On January 3, China signed a contract, estimated to be worth more than $1 billion, to purchase two advanced warships from Russia. Delivery of the ships, expected within about four years, will double the number of Sovremennyy-class destroyers that China possesses.
China’s first purchase of two Sovremennyy-class destroyers several years ago received a lot of attention because the warships are equipped to fire the SS-N-22 “Sunburn” anti-ship missile. The Sunburn is a supersonic, sea-skimming missile that can be armed with a nuclear warhead, although China’s Sunburns are thought to carry conventional warheads. The Pentagon viewed delivery of the ships, which has taken place over the past two years, as a qualitative improvement for the Chinese navy but not as a significant change to the military balance in the Taiwan Strait.

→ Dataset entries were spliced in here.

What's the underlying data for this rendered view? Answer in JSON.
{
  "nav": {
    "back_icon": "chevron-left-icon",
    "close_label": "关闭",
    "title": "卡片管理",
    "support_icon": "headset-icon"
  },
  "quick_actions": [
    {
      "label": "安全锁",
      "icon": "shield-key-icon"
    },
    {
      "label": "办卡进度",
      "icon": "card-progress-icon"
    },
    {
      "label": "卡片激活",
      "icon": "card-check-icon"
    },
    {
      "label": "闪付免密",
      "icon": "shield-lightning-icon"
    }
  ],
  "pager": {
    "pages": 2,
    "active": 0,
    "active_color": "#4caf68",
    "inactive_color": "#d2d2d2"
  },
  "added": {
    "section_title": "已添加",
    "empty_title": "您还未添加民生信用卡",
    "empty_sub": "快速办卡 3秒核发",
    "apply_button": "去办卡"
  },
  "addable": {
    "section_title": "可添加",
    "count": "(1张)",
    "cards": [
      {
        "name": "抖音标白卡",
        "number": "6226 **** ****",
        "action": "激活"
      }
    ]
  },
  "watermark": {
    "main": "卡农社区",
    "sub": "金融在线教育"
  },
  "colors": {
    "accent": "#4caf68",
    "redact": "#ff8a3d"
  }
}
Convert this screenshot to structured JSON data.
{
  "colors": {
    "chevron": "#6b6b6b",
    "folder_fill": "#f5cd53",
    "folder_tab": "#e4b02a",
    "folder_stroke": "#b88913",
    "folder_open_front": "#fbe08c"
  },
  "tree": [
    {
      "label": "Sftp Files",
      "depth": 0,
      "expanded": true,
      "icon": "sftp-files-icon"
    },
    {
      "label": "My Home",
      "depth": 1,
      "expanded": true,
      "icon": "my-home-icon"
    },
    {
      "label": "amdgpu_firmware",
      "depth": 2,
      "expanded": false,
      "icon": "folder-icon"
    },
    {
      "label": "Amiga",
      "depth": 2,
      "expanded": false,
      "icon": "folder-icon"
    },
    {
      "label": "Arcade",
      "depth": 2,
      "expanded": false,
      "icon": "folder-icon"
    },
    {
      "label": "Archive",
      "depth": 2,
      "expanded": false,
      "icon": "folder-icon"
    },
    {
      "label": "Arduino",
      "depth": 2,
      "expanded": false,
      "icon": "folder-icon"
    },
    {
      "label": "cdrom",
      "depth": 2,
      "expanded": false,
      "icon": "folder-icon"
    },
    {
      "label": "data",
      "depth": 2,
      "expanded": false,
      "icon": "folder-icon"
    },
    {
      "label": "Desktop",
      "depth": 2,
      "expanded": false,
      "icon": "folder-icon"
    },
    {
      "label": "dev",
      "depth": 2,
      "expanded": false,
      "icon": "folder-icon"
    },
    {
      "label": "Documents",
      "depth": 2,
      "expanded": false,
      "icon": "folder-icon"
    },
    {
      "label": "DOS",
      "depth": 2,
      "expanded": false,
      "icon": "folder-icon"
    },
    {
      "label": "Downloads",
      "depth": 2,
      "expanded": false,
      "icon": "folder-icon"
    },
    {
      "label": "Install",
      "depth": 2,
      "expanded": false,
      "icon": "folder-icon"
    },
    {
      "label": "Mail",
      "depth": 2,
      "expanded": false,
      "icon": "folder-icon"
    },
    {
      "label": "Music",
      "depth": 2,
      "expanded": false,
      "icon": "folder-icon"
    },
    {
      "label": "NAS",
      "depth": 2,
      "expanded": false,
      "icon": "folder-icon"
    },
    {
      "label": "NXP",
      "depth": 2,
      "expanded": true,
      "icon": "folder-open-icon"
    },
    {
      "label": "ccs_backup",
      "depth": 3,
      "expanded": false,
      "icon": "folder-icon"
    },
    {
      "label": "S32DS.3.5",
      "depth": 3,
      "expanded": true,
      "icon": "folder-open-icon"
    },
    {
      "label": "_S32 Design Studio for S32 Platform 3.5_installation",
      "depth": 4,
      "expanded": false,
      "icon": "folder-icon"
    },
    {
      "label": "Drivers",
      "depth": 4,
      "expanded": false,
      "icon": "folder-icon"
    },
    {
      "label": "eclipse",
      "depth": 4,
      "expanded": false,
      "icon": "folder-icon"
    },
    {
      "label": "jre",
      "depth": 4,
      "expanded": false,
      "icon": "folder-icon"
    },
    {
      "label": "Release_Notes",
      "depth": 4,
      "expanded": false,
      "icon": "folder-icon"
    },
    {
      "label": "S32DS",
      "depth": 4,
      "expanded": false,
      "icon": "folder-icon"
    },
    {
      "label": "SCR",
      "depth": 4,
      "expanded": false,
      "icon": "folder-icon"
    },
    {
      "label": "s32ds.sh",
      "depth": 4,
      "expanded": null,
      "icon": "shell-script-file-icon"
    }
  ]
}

Although discussions on China’s possible purchase of the first two destroyers began in 1994, according to an October 2000 report by the Congressional Research Service, China negotiated the deal after an incident in March 1996, when the United States responded to Chinese military exercises opposite Taiwan by sending two U.S. carrier battle groups to the region.
Last spring, the Bush administration agreed to supply Taiwan with four Kidd-class guided-missile destroyers even though long-time Taiwan supporters in Congress were calling for the United States to provide more advanced Arleigh Burke-class destroyers equipped with the Aegis combat system. The new deal between Russia and China could increase congressional pressure on President George W. Bush to authorize transfers of Arleigh Burke-class destroyers to Taipei in the future.